§ **Exercise prompt**
Filter these entries, keeping only lines that hold the word "订单管理".

App and web page records

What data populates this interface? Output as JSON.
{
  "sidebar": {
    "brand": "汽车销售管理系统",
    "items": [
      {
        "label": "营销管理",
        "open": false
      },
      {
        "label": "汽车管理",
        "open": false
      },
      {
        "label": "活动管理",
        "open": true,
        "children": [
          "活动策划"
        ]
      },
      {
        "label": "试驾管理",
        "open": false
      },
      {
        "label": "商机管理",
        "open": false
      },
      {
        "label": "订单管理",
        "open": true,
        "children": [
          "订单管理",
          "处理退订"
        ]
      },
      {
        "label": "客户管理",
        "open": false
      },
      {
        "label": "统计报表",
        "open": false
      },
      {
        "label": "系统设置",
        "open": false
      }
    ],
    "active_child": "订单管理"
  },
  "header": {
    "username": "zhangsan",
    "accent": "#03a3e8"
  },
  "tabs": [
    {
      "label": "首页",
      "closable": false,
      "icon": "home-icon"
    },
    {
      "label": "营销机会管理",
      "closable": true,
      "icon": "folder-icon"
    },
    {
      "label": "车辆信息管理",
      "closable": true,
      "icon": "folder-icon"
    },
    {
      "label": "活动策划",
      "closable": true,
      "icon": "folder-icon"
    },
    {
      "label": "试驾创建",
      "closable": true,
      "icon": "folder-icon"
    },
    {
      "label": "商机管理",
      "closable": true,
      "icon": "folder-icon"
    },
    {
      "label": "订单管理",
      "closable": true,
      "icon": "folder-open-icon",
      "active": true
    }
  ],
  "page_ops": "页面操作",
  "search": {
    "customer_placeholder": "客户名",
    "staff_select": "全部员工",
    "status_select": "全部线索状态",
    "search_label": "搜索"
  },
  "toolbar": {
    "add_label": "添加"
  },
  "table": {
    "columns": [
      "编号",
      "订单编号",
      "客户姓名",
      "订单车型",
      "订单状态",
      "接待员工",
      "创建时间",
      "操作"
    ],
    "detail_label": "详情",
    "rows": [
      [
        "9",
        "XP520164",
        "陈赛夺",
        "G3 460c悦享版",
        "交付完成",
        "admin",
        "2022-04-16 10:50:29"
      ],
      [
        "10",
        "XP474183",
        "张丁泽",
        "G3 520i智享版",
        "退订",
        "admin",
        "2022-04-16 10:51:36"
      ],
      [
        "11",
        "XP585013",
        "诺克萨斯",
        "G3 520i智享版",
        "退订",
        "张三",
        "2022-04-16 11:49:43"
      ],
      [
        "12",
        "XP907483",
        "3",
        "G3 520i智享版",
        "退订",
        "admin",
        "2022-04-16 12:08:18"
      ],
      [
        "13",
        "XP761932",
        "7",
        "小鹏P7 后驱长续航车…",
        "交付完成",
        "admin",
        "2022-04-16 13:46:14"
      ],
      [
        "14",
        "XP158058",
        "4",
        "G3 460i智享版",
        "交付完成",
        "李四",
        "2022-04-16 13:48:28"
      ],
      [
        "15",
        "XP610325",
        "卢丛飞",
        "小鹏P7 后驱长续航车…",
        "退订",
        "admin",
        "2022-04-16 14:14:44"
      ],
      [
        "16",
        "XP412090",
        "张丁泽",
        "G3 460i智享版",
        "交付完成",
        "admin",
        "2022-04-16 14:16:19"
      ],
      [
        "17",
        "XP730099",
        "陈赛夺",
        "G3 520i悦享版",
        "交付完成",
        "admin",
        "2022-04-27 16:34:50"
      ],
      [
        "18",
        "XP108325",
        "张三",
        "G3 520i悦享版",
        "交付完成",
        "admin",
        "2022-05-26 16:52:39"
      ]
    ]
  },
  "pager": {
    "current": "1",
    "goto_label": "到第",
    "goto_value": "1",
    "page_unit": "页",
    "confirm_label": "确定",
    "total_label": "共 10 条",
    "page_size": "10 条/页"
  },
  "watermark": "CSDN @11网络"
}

§ **Solution for this task**
        "label": "订单管理",
          "订单管理",
    "active_child": "订单管理"
      "label": "订单管理",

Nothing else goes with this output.